INSTRUCTIONS TO FOLLOW
Quote all of the data below exactly, please.

───── RECORDS FOR PROCESSING ─────

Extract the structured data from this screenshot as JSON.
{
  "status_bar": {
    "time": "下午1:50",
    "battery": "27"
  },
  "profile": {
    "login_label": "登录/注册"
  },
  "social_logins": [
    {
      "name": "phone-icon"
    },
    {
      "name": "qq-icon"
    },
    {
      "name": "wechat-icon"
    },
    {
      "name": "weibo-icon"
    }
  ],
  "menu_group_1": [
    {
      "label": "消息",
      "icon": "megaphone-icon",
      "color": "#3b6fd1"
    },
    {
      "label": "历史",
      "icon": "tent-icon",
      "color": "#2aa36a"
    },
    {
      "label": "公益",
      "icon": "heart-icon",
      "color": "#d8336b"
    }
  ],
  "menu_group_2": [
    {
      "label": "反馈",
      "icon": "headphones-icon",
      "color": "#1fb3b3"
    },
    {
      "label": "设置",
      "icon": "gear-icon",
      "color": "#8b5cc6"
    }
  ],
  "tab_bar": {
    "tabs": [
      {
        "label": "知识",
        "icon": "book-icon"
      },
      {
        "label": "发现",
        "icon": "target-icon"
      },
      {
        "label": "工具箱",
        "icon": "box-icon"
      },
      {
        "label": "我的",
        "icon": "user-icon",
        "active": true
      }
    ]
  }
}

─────

SOLUTION BELOW
Extract the structured data from this screenshot as JSON.
{
  "status_bar": {
    "time": "下午1:50",
    "battery": "27"
  },
  "profile": {
    "login_label": "登录/注册"
  },
  "social_logins": [
    {
      "name": "phone-icon"
    },
    {
      "name": "qq-icon"
    },
    {
      "name": "wechat-icon"
    },
    {
      "name": "weibo-icon"
    }
  ],
  "menu_group_1": [
    {
      "label": "消息",
      "icon": "megaphone-icon",
      "color": "#3b6fd1"
    },
    {
      "label": "历史",
      "icon": "tent-icon",
      "color": "#2aa36a"
    },
    {
      "label": "公益",
      "icon": "heart-icon",
      "color": "#d8336b"
    }
  ],
  "menu_group_2": [
    {
      "label": "反馈",
      "icon": "headphones-icon",
      "color": "#1fb3b3"
    },
    {
      "label": "设置",
      "icon": "gear-icon",
      "color": "#8b5cc6"
    }
  ],
  "tab_bar": {
    "tabs": [
      {
        "label": "知识",
        "icon": "book-icon"
      },
      {
        "label": "发现",
        "icon": "target-icon"
      },
      {
        "label": "工具箱",
        "icon": "box-icon"
      },
      {
        "label": "我的",
        "icon": "user-icon",
        "active": true
      }
    ]
  }
}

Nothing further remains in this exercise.